▸ **Your objective**
Set down the whole listing below exactly, without pictures.

▸ **Material to process**
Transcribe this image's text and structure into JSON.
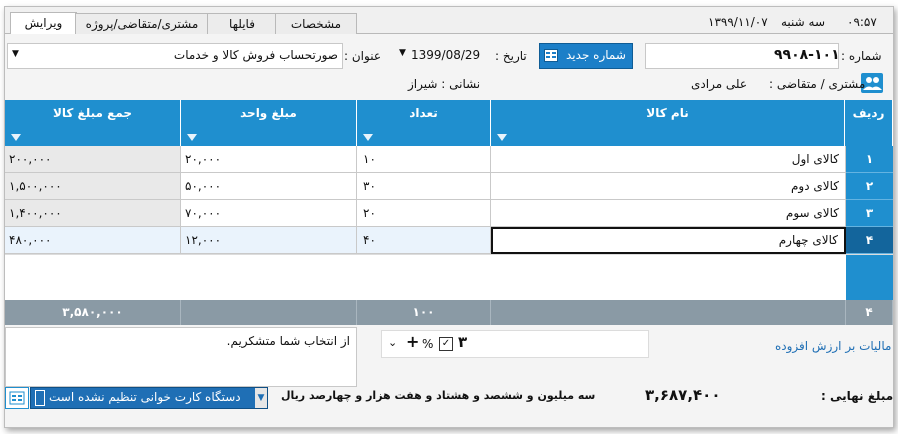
{
  "tabs": [
    "ویرایش",
    "مشتری/متقاضی/پروژه",
    "فایلها",
    "مشخصات"
  ],
  "clock": {
    "time": "۰۹:۵۷",
    "day": "سه شنبه",
    "date": "۱۳۹۹/۱۱/۰۷"
  },
  "header": {
    "number_label": "شماره :",
    "number_value": "۹۹۰۸-۱۰۱",
    "new_number_button": "شماره جدید",
    "date_label": "تاریخ :",
    "date_value": "1399/08/29",
    "title_label": "عنوان :",
    "title_value": "صورتحساب فروش کالا و خدمات"
  },
  "customer": {
    "label": "مشتری / متقاضی :",
    "name": "علی مرادی",
    "address": "نشانی : شیراز"
  },
  "grid": {
    "columns": [
      "ردیف",
      "نام کالا",
      "تعداد",
      "مبلغ واحد",
      "جمع مبلغ کالا"
    ],
    "rows": [
      {
        "row": "۱",
        "name": "کالای اول",
        "qty": "۱۰",
        "unit": "۲۰,۰۰۰",
        "total": "۲۰۰,۰۰۰"
      },
      {
        "row": "۲",
        "name": "کالای دوم",
        "qty": "۳۰",
        "unit": "۵۰,۰۰۰",
        "total": "۱,۵۰۰,۰۰۰"
      },
      {
        "row": "۳",
        "name": "کالای سوم",
        "qty": "۲۰",
        "unit": "۷۰,۰۰۰",
        "total": "۱,۴۰۰,۰۰۰"
      },
      {
        "row": "۴",
        "name": "کالای چهارم",
        "qty": "۴۰",
        "unit": "۱۲,۰۰۰",
        "total": "۴۸۰,۰۰۰"
      }
    ],
    "footer": {
      "count": "۴",
      "qty": "۱۰۰",
      "total": "۳,۵۸۰,۰۰۰"
    }
  },
  "tax": {
    "label": "مالیات بر ارزش افزوده",
    "percent": "۳",
    "percent_sign": "%",
    "plus": "+"
  },
  "note": "از انتخاب شما متشکریم.",
  "final": {
    "label": "مبلغ نهایی :",
    "value": "۳,۶۸۷,۴۰۰",
    "words": "سه میلیون و ششصد و هشتاد و هفت هزار و چهارصد ریال"
  },
  "status": {
    "card_reader": "دستگاه کارت خوانی تنظیم نشده است"
  },
  "colors": {
    "accent": "#1f8fcf",
    "footer": "#8a9aa5"
  }
}
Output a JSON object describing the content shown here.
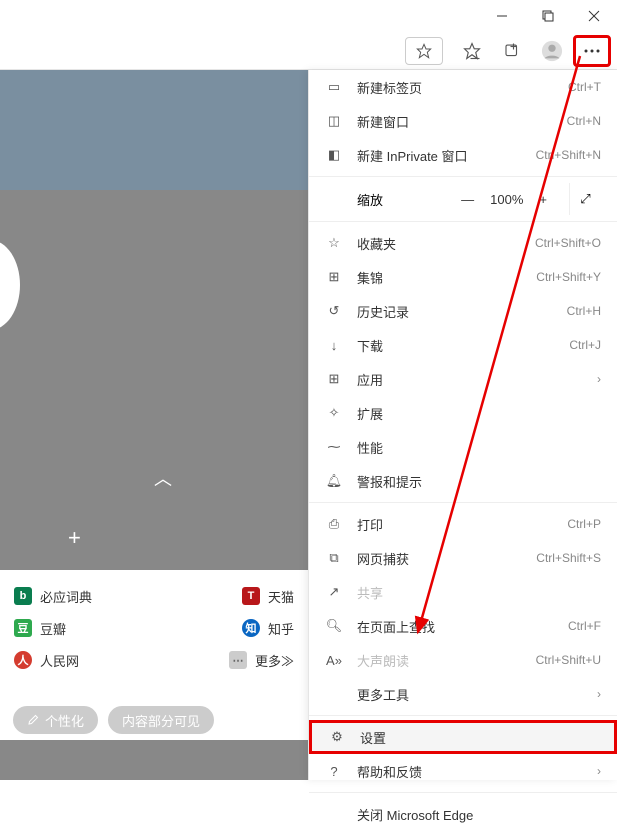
{
  "menu": {
    "new_tab": "新建标签页",
    "new_tab_sc": "Ctrl+T",
    "new_window": "新建窗口",
    "new_window_sc": "Ctrl+N",
    "new_inprivate": "新建 InPrivate 窗口",
    "new_inprivate_sc": "Ctrl+Shift+N",
    "zoom": "缩放",
    "zoom_pct": "100%",
    "favorites": "收藏夹",
    "favorites_sc": "Ctrl+Shift+O",
    "collections": "集锦",
    "collections_sc": "Ctrl+Shift+Y",
    "history": "历史记录",
    "history_sc": "Ctrl+H",
    "downloads": "下载",
    "downloads_sc": "Ctrl+J",
    "apps": "应用",
    "extensions": "扩展",
    "performance": "性能",
    "alerts": "警报和提示",
    "print": "打印",
    "print_sc": "Ctrl+P",
    "capture": "网页捕获",
    "capture_sc": "Ctrl+Shift+S",
    "share": "共享",
    "find": "在页面上查找",
    "find_sc": "Ctrl+F",
    "read_aloud": "大声朗读",
    "read_aloud_sc": "Ctrl+Shift+U",
    "more_tools": "更多工具",
    "settings": "设置",
    "help": "帮助和反馈",
    "close": "关闭 Microsoft Edge"
  },
  "quicklinks": {
    "bing_dict": "必应词典",
    "tmall": "天猫",
    "douban": "豆瓣",
    "zhihu": "知乎",
    "renmin": "人民网",
    "more": "更多"
  },
  "pills": {
    "personalize": "个性化",
    "content_visible": "内容部分可见"
  }
}
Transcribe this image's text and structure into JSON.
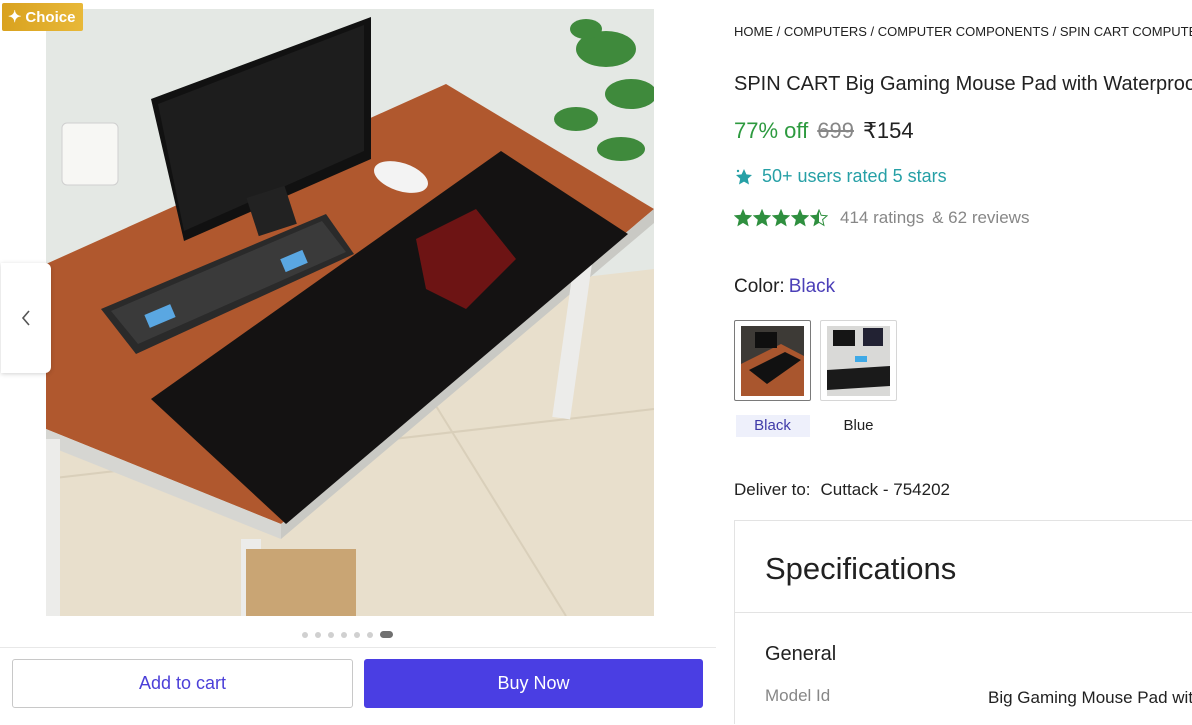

▸ **Task result**
Transcribe this image's text and structure into JSON.
{
  "tabs": [
    "ویرایش",
    "مشتری/متقاضی/پروژه",
    "فایلها",
    "مشخصات"
  ],
  "clock": {
    "time": "۰۹:۵۷",
    "day": "سه شنبه",
    "date": "۱۳۹۹/۱۱/۰۷"
  },
  "header": {
    "number_label": "شماره :",
    "number_value": "۹۹۰۸-۱۰۱",
    "new_number_button": "شماره جدید",
    "date_label": "تاریخ :",
    "date_value": "1399/08/29",
    "title_label": "عنوان :",
    "title_value": "صورتحساب فروش کالا و خدمات"
  },
  "customer": {
    "label": "مشتری / متقاضی :",
    "name": "علی مرادی",
    "address": "نشانی : شیراز"
  },
  "grid": {
    "columns": [
      "ردیف",
      "نام کالا",
      "تعداد",
      "مبلغ واحد",
      "جمع مبلغ کالا"
    ],
    "rows": [
      {
        "row": "۱",
        "name": "کالای اول",
        "qty": "۱۰",
        "unit": "۲۰,۰۰۰",
        "total": "۲۰۰,۰۰۰"
      },
      {
        "row": "۲",
        "name": "کالای دوم",
        "qty": "۳۰",
        "unit": "۵۰,۰۰۰",
        "total": "۱,۵۰۰,۰۰۰"
      },
      {
        "row": "۳",
        "name": "کالای سوم",
        "qty": "۲۰",
        "unit": "۷۰,۰۰۰",
        "total": "۱,۴۰۰,۰۰۰"
      },
      {
        "row": "۴",
        "name": "کالای چهارم",
        "qty": "۴۰",
        "unit": "۱۲,۰۰۰",
        "total": "۴۸۰,۰۰۰"
      }
    ],
    "footer": {
      "count": "۴",
      "qty": "۱۰۰",
      "total": "۳,۵۸۰,۰۰۰"
    }
  },
  "tax": {
    "label": "مالیات بر ارزش افزوده",
    "percent": "۳",
    "percent_sign": "%",
    "plus": "+"
  },
  "note": "از انتخاب شما متشکریم.",
  "final": {
    "label": "مبلغ نهایی :",
    "value": "۳,۶۸۷,۴۰۰",
    "words": "سه میلیون و ششصد و هشتاد و هفت هزار و چهارصد ریال"
  },
  "status": {
    "card_reader": "دستگاه کارت خوانی تنظیم نشده است"
  },
  "colors": {
    "accent": "#1f8fcf",
    "footer": "#8a9aa5"
  }
}
Output a JSON object describing the content shown here.
{
  "menu": {
    "new_tab": "新建标签页",
    "new_tab_sc": "Ctrl+T",
    "new_window": "新建窗口",
    "new_window_sc": "Ctrl+N",
    "new_inprivate": "新建 InPrivate 窗口",
    "new_inprivate_sc": "Ctrl+Shift+N",
    "zoom": "缩放",
    "zoom_pct": "100%",
    "favorites": "收藏夹",
    "favorites_sc": "Ctrl+Shift+O",
    "collections": "集锦",
    "collections_sc": "Ctrl+Shift+Y",
    "history": "历史记录",
    "history_sc": "Ctrl+H",
    "downloads": "下载",
    "downloads_sc": "Ctrl+J",
    "apps": "应用",
    "extensions": "扩展",
    "performance": "性能",
    "alerts": "警报和提示",
    "print": "打印",
    "print_sc": "Ctrl+P",
    "capture": "网页捕获",
    "capture_sc": "Ctrl+Shift+S",
    "share": "共享",
    "find": "在页面上查找",
    "find_sc": "Ctrl+F",
    "read_aloud": "大声朗读",
    "read_aloud_sc": "Ctrl+Shift+U",
    "more_tools": "更多工具",
    "settings": "设置",
    "help": "帮助和反馈",
    "close": "关闭 Microsoft Edge"
  },
  "quicklinks": {
    "bing_dict": "必应词典",
    "tmall": "天猫",
    "douban": "豆瓣",
    "zhihu": "知乎",
    "renmin": "人民网",
    "more": "更多"
  },
  "pills": {
    "personalize": "个性化",
    "content_visible": "内容部分可见"
  }
}
Transcribe this image's text and structure into JSON.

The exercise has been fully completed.